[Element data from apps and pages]
--- --- ---

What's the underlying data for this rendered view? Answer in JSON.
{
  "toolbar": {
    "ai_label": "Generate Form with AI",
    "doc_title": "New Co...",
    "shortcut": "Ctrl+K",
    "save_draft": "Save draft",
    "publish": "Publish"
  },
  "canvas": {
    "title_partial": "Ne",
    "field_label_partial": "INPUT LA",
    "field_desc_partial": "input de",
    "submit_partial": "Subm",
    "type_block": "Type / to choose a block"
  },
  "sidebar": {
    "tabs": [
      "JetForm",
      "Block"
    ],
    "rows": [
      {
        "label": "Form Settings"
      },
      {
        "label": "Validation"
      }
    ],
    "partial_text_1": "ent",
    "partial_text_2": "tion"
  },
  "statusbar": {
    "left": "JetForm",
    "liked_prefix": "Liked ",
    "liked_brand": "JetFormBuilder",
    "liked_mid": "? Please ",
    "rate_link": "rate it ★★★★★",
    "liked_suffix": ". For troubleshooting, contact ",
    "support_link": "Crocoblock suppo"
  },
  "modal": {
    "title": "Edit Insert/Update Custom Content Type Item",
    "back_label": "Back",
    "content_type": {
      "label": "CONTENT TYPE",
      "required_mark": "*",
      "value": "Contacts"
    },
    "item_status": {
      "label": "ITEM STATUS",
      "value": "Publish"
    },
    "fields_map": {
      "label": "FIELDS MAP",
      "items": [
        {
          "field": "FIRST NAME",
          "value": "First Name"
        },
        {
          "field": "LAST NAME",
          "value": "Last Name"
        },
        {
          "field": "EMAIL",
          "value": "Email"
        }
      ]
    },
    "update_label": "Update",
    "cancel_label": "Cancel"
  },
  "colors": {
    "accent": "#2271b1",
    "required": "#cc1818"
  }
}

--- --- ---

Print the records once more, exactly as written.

What's the underlying data for this rendered view? Answer in JSON.
{
  "toolbar": {
    "ai_label": "Generate Form with AI",
    "doc_title": "New Co...",
    "shortcut": "Ctrl+K",
    "save_draft": "Save draft",
    "publish": "Publish"
  },
  "canvas": {
    "title_partial": "Ne",
    "field_label_partial": "INPUT LA",
    "field_desc_partial": "input de",
    "submit_partial": "Subm",
    "type_block": "Type / to choose a block"
  },
  "sidebar": {
    "tabs": [
      "JetForm",
      "Block"
    ],
    "rows": [
      {
        "label": "Form Settings"
      },
      {
        "label": "Validation"
      }
    ],
    "partial_text_1": "ent",
    "partial_text_2": "tion"
  },
  "statusbar": {
    "left": "JetForm",
    "liked_prefix": "Liked ",
    "liked_brand": "JetFormBuilder",
    "liked_mid": "? Please ",
    "rate_link": "rate it ★★★★★",
    "liked_suffix": ". For troubleshooting, contact ",
    "support_link": "Crocoblock suppo"
  },
  "modal": {
    "title": "Edit Insert/Update Custom Content Type Item",
    "back_label": "Back",
    "content_type": {
      "label": "CONTENT TYPE",
      "required_mark": "*",
      "value": "Contacts"
    },
    "item_status": {
      "label": "ITEM STATUS",
      "value": "Publish"
    },
    "fields_map": {
      "label": "FIELDS MAP",
      "items": [
        {
          "field": "FIRST NAME",
          "value": "First Name"
        },
        {
          "field": "LAST NAME",
          "value": "Last Name"
        },
        {
          "field": "EMAIL",
          "value": "Email"
        }
      ]
    },
    "update_label": "Update",
    "cancel_label": "Cancel"
  },
  "colors": {
    "accent": "#2271b1",
    "required": "#cc1818"
  }
}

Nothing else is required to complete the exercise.